We see his shadow approach as he realises something. This cuts to his advantage point of your street that is certainly finally no more empty. A huge shadow is definitely emerging together with a building. The threatening shadow stands two testimonies high. This creates a strong feeling of suspicion and dread, yielding a great expectation simply by viewers as well as the police which the shadow will probably be Harry. The sight of your humongous shadow approaching completely increases the uncertainty of the series. This reduces back to the policeman in what proves to become one of the most significant and well-filmed shots of the movie.
That cuts to the same officer who the actual first audio of the collection, a simple “pssst. This is to signal that Lime is usually approaching to someone under. The camera pans listed below the official, and zooms into a darker corner from the statuary covered by shadows. The lighting of this shot is incredible. As the shot zooms in to its nearest point, the lighting reveals the hiding Calloway and Paine because they merge in the shadowy absolute depths of the statuary. Not only are these claims shot remarkably lit, just about all displays the film’s mise-en-scene of data corruption.
The two dishonest officers will be standing beneath what was when beautiful spiritual statuary. Post-war Vienna is nothing like what was and is now a depressing, falling apart, and tainted city. Prior to the war, these types of officers may have been standing in beautiful religious architecture. Their very own emergence in the murky shadows represents the post-war destroy and corruption of the when beautiful associated with Vienna. This kind of then reduces back to the approaching huge shadow, mainly because it closes in on the area, signifying the end of anticipation. The next taken is of a policeman leaning in to catch a view of to whom this kind of shadow is supposed to be.
This quickly cuts to a short taken of Holly also bending in to try to get a view. The shot reinforces the suspense and anxiety, and moral issue Holly can be experiencing whilst waiting to create his friend. As the shadow the actual final actions before getting revealed, the zither strengthen changes in the usual haunting strumming into a comical, hopeful, high-pitched advancement. It is then simply revealed that this kind of shadow is a simple balloon jeweler. The immediate change in music completely rids all earlier tension since the balloon vender makes his approach around the corner.
This kind of shot symbolizes Reed’s great visual vocabulary. All of the photos leading up to this kind of leave the viewer with nothing but conviction that this approaching shadow will probably be Lime. We have chased him down ahead of through his shadows and so there is no purpose to believe the camera is playing a scam on all of us. The audience undoubtedly trusts the visual storytelling, due to Reed’s fantastic imagery and shots. Jean Reed’s fast crosscuts can be a unique technique that gaps the storyline of the film, solely to shift almost all focus to the increase in pressure.
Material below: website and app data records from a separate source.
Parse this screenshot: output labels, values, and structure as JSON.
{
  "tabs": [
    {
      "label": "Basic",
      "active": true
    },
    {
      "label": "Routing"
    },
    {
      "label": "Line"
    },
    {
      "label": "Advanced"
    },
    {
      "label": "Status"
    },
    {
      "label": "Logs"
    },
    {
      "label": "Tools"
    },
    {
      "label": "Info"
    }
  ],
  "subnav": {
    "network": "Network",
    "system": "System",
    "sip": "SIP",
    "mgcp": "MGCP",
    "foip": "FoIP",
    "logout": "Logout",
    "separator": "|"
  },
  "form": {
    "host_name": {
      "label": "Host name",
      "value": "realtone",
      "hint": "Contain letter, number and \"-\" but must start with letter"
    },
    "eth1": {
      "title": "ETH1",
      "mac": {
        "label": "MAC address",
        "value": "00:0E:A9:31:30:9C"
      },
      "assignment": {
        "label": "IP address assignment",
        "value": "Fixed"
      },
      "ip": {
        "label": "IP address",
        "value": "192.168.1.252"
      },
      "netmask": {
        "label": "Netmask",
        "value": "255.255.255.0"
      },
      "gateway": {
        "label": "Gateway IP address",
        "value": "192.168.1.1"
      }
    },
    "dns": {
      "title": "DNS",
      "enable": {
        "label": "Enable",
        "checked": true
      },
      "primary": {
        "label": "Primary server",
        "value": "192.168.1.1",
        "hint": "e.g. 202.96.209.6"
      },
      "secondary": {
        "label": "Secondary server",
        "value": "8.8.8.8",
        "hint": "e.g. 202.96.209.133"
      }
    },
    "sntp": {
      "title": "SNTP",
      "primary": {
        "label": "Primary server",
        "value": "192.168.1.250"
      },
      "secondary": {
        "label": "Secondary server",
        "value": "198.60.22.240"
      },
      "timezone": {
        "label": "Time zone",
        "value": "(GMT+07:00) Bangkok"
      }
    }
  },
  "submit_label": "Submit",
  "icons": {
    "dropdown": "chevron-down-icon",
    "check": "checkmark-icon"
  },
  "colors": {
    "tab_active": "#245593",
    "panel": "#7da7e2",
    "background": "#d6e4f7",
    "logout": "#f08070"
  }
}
The quick, oddly curved shots take the viewer in to the elaborate installation, following each police officer and Holly, along with their respective vantage points of the streets of Vienna as if we too are searching for Lime scale. This series proves being powerful and suspenseful, and a direct representation of Jean Reed’s elegance. He is able to heighten the suspense of the film significantly through his elaborate camera job, montage, lamps, mise en scene and sound. This kind of short collection proves to become a noteworthy part in the cinematic world, and embodies the genre of film noir-gris in just two minutes.